In Strauss-Howe generational theory, generations of American society cycle through four archetypes, each lasting around roughly 20 years. The four archetypes consist of the prophetic (idealist), nomadic (reactive), heroic (civic), and artistic (adaptive) generations. These types are currently exhibited by the four living generations of Baby Boomers (born between 1946-1964), Generation X (born between early to mid-1960s to early 1980s), Generation Y (born between mid-1980s to 1995), and Generation Z (born after 1995), respectively. While it is controversial for Strauss-Howe theory to place Generation Y (millennials) in the heroic/civic category, given the negative connotation of the generation being narcissistic, easily offended, and self-absorbed, it is nonetheless useful in predicting the behavioral and financial habits for today’s young adults. Even more controversial to traditionalists is the realization that the last heroic/civic generation was the G.I. Generation, also known as The Greatest Generation, which came of age during the Great Depression and World War II. To learn how millennials will behave financially, and whether or not they will largely take up investment hobbies like coin collecting, it would help to learn from the habits of their earlier Strauss-Howe equivalent.
The peak of modern American coin collecting is usually considered to be around the mid-1960s. The G.I. Generation, at that time, would have been between 40 and 63-years-old. Despite the initial suffering this generation had to face from the Great Depression and World War II, the post-war boon that The Greatest Generation and Silent Generation profited from was extremely beneficial for the economy and investment hobbies like coin collecting. The latter of these two generations was nicknamed “The Lucky Few,” due to being born into such an economically prosperous period. This would leave these generations with a great deal of discretionary income compared to their more modern equivalents. While coin collecting was initially a more aristocratic hobby at its inception, the explosion of the middle class in the United States at this time made it an affordable hobby for more people. This is changing, however, given the shrinking middle class of today among the heavily indebted youth.
In an article by Catherine Thaliath, project management expert in the Retail Payments Risk Forum at the Atlanta Fed, millennials are generally described as being extremely risk-averse when it comes to financial matters. A study by the Federal Reserve indicates that millennials are financially suffering more than previous generations of young adults.

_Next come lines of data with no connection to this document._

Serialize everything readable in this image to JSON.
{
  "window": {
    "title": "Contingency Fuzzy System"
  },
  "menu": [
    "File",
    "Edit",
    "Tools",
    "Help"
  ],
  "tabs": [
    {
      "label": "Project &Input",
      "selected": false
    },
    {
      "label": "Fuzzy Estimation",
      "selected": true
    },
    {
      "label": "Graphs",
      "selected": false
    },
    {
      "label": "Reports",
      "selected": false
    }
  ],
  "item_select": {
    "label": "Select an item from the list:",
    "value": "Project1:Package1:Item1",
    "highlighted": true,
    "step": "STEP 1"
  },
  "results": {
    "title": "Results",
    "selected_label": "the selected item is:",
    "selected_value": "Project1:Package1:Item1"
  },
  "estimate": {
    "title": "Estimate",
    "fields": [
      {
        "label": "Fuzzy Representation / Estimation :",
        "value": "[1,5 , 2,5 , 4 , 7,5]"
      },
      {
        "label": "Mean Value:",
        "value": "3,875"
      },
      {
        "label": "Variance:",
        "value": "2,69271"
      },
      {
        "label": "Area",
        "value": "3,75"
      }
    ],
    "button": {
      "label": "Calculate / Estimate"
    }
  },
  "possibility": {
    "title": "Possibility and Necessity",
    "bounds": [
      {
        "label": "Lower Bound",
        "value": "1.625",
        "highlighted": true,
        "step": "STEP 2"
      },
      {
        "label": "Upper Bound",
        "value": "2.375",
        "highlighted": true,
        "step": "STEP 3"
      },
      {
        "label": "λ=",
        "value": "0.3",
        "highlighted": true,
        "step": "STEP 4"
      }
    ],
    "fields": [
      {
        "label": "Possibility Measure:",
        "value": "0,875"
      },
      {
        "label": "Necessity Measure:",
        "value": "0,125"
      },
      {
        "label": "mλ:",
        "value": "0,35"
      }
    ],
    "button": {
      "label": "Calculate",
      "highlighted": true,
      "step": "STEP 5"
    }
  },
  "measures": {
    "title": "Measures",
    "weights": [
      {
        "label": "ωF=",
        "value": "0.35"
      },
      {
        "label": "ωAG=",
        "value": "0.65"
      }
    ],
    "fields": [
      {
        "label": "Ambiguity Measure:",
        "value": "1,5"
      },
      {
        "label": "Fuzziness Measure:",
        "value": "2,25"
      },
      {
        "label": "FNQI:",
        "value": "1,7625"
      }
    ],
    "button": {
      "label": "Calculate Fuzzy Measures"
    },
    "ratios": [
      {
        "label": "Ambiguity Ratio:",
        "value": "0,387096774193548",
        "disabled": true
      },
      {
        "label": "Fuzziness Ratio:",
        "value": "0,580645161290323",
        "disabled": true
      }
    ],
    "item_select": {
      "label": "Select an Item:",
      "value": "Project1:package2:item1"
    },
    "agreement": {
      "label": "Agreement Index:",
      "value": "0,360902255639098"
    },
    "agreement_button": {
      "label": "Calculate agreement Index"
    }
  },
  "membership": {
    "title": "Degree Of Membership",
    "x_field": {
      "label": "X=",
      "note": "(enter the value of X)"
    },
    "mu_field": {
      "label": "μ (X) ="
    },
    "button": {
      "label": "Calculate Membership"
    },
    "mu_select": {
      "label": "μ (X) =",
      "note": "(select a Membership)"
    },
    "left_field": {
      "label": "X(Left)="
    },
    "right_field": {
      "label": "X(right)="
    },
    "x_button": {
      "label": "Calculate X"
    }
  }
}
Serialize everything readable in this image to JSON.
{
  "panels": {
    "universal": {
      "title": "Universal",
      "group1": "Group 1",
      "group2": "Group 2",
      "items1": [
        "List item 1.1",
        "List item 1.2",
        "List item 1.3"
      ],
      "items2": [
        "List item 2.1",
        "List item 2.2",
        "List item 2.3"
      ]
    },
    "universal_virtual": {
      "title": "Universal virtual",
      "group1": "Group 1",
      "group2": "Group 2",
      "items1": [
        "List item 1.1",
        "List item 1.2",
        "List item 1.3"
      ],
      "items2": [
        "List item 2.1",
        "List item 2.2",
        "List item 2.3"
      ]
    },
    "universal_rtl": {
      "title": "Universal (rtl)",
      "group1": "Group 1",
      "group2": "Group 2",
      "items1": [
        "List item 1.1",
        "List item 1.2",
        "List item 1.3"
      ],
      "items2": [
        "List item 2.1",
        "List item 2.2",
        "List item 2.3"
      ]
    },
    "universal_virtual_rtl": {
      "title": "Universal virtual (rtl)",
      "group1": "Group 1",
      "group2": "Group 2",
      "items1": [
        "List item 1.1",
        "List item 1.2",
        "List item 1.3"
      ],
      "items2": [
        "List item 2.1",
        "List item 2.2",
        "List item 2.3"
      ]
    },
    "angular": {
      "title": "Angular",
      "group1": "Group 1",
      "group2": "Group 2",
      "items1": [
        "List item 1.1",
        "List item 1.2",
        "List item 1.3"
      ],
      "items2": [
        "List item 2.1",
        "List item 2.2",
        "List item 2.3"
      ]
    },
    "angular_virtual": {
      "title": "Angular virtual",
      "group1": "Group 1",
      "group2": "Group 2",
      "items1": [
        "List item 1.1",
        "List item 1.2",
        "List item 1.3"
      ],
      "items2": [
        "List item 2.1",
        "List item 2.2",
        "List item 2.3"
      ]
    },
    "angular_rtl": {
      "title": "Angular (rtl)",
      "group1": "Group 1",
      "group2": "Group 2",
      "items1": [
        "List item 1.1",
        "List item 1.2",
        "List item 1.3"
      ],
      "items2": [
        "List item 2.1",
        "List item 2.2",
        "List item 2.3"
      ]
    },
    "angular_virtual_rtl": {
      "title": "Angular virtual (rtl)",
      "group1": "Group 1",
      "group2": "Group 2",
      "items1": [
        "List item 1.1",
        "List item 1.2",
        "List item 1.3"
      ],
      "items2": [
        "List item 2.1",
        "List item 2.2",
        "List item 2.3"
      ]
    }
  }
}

This is exhibited by the lower incomes relative to inflation, fewer assets, and higher levels of student debt among millennials — who are also the most college-educated generation — with four-in-ten millennial workers aged 25 to 29 at least possessing a college degree in 2016. According to Thaliath, the financial woes of millennials are thought to be caused by a variety of factors, such as the dot-com collapse, the bursting of the housing bubble, and the Great Recession — disasters which occurred when the generation was entering the workforce. This is not unlike what happened to the G.I. Generation, which faced the Great Depression and World War II when they reached early adulthood. While there hasn’t been another World War since then, the aftereffects of 9/11 and the ever-evolving War on Terror has profoundly affected millennials in much the same way. As a result, both generations exhibited the traits of being financially risk-averse, with tales from the G.I. Generation hoarding sums of cash or jewelry in boxes under their beds during the Great Depression being a common theme. As a result, the Greatest Generation eventually became a fiscally conservative one that valued the importance of savings.
Millennials, on the other hand, mostly never had a chance to acquire anything to hoard, with the exception of the fabled “trust-fund babies.” The Great Recession hit many of them before they even entered the workforce or while they were still in college, and its effects were so profound on the generation that a 2017 survey showed that millennials were more afraid of credit card debt than of dying or the threat of war. It is this fear of taking on debt to build credit which is also hurting the millennials, preventing them from acquiring loans that would allow them to start a business or buy a home. Furthermore, Thaliath explains in her article that despite being financially risk-averse, millennials are shying away from investments like mutual funds in favor of immediate gratification by traveling or going to concerts. While not included in the article by Thaliath, an article by Greg Petro on Forbes details that millennials do not have a great deal of discretionary income at their disposal for a variety of reasons ranging from minimalist attitudes and excessively high debt and bills relative to their income. This lack of discretionary income among millennials does not bode well for long-term hobbies like coin collecting, which takes years of careful and calculated investment to amass a respectable collection (unless a millennial is merely purchasing a coin here or there for immediate gratification).
What does this mean for the future of the hobby? My advice is to skip worrying about millennial investment into the hobby until they grow older and have a more stable amount of discretionary income, like what eventually happened to The Greatest Generation after the economy stabilized following the Second World War. Generation Z, also known as the centennials, are now beginning to come of age, and I suspect that they will be more financially involved than the millennials were in a variety of economic endeavors. Many of them are too young to remember the Great Recession or 9/11 and their collective adverse effects have largely passed them over, which suggests that they will be less averse to financial risk-taking and will invest more once they start amassing their wealth. In a rebellion against their predecessors, Generation Z is also likely going to be more politically and fiscally conservative than millennials, and if the Strauss-Howe trend continues, they will become the new “Lucky Few.”